## Interface dataset entries
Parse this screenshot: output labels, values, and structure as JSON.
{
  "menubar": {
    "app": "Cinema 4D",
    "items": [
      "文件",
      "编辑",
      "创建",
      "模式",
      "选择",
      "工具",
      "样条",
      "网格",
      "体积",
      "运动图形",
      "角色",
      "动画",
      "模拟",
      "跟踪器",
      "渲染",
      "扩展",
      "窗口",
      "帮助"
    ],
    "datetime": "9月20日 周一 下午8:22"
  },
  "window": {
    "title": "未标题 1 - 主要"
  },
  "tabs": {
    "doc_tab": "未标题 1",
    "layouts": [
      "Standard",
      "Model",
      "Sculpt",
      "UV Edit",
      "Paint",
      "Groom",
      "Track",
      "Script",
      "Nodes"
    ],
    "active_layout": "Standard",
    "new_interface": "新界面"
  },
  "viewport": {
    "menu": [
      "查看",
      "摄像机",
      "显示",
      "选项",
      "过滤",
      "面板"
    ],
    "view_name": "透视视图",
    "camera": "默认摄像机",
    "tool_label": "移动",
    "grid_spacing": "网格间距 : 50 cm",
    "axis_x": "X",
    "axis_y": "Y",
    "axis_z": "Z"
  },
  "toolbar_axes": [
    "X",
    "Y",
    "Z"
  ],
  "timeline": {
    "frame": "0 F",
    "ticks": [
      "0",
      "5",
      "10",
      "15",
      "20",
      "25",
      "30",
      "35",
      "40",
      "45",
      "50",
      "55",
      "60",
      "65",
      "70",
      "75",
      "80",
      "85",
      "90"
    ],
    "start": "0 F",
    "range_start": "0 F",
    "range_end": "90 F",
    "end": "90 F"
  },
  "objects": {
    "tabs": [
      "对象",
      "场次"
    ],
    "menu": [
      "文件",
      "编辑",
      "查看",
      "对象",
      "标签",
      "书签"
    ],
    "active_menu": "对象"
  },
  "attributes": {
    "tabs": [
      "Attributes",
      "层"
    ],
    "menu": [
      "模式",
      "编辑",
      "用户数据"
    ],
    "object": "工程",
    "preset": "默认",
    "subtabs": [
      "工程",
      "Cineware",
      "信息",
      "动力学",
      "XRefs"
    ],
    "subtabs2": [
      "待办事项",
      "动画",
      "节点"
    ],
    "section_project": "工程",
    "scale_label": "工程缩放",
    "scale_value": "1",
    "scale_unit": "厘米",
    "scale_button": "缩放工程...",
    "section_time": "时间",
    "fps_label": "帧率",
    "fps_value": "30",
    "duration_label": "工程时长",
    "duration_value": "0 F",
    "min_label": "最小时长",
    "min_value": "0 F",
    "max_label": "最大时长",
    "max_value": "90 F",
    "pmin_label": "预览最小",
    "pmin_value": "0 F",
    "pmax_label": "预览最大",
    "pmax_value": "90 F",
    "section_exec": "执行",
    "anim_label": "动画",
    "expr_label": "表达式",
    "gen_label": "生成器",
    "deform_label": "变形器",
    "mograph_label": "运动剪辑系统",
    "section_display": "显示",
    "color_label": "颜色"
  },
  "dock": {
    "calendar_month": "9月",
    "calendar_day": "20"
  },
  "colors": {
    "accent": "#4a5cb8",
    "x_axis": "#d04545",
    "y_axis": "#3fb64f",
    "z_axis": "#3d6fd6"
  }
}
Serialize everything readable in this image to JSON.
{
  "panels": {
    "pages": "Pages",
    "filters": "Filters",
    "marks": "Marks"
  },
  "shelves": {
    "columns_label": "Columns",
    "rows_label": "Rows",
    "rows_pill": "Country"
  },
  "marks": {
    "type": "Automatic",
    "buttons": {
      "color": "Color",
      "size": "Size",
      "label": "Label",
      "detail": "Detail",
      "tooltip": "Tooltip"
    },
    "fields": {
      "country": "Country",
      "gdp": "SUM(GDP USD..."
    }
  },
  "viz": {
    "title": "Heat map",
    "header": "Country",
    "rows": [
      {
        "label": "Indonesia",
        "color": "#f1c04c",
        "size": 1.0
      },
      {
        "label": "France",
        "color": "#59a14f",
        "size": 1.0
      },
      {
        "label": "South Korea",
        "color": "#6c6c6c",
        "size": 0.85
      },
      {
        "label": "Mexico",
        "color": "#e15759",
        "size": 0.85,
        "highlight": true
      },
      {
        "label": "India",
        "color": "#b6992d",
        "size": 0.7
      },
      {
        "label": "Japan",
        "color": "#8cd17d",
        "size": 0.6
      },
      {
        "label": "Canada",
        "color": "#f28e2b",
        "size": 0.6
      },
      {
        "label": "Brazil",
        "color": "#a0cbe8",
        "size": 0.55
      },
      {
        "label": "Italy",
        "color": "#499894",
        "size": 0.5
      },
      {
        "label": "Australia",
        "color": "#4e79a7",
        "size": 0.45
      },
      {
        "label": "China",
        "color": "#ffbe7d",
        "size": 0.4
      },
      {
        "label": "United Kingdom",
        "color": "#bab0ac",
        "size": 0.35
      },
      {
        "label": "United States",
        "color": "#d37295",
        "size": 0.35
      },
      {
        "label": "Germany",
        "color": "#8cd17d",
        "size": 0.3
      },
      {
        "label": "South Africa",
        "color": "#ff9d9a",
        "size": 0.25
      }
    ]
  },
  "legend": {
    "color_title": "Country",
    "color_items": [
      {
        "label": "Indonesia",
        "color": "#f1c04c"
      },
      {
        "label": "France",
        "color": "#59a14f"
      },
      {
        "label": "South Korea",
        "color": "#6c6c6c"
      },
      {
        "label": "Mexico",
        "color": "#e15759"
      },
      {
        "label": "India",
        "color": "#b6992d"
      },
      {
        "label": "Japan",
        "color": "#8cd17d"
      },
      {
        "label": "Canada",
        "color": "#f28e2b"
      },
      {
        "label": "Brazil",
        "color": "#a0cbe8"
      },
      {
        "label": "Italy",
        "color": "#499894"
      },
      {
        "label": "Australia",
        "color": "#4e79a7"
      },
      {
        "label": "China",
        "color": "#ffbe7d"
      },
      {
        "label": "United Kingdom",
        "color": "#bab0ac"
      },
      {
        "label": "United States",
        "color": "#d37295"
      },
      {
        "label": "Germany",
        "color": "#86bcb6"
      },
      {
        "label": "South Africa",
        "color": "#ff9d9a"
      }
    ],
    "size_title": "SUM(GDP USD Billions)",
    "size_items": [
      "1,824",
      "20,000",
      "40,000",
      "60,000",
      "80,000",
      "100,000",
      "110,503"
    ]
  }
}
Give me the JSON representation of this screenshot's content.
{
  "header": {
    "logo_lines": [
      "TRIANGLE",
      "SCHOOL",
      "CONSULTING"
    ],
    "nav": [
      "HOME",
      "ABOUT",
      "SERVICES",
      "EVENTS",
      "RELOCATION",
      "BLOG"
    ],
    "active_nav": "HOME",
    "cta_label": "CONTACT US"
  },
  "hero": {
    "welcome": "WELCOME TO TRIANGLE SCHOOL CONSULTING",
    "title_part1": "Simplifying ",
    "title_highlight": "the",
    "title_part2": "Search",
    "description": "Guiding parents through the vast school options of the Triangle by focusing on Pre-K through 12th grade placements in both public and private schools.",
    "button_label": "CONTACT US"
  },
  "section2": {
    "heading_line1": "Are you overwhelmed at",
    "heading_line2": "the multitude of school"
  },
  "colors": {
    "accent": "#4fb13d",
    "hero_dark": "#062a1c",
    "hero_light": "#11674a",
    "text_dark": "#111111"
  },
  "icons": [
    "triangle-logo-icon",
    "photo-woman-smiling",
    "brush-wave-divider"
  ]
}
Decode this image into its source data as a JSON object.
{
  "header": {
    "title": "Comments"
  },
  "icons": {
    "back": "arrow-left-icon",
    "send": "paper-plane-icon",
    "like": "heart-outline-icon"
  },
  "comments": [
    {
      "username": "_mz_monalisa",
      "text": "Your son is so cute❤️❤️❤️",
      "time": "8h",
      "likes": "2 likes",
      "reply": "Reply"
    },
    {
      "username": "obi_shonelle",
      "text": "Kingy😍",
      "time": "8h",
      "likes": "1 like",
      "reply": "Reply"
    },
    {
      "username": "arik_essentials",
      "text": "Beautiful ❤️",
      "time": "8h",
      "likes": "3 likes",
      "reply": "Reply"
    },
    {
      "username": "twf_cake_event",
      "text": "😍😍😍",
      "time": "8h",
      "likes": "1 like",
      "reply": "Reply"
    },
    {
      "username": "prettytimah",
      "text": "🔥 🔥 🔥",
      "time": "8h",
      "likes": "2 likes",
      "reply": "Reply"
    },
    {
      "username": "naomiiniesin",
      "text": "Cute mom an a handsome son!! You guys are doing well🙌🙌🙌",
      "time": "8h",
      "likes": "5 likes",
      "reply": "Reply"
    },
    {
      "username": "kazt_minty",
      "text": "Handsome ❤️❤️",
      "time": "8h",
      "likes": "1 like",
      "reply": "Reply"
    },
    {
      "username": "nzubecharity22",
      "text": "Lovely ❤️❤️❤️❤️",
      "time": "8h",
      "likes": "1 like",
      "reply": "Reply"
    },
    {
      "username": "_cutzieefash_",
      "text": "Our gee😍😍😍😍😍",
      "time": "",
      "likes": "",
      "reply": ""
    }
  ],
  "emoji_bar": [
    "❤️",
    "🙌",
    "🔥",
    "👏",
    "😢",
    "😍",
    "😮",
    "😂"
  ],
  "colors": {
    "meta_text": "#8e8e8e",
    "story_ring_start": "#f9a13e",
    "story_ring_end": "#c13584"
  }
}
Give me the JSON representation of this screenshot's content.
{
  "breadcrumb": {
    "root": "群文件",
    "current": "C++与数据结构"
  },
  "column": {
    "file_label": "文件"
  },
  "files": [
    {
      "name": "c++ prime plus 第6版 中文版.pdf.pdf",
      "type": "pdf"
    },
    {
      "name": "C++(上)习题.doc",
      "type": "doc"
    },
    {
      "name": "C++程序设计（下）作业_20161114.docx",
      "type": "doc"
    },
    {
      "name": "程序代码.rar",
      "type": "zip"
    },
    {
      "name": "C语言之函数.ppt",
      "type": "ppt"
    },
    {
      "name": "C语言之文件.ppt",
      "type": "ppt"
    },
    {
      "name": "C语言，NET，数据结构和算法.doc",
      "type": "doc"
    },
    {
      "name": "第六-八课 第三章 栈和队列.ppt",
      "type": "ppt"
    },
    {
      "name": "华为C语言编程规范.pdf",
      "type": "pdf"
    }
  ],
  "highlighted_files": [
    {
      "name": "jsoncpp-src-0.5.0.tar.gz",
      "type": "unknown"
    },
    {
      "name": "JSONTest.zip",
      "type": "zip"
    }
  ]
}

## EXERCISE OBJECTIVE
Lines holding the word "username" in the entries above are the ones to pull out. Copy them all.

## ANSWER BOX
      "username": "_mz_monalisa",
      "username": "obi_shonelle",
      "username": "arik_essentials",
      "username": "twf_cake_event",
      "username": "prettytimah",
      "username": "naomiiniesin",
      "username": "kazt_minty",
      "username": "nzubecharity22",
      "username": "_cutzieefash_",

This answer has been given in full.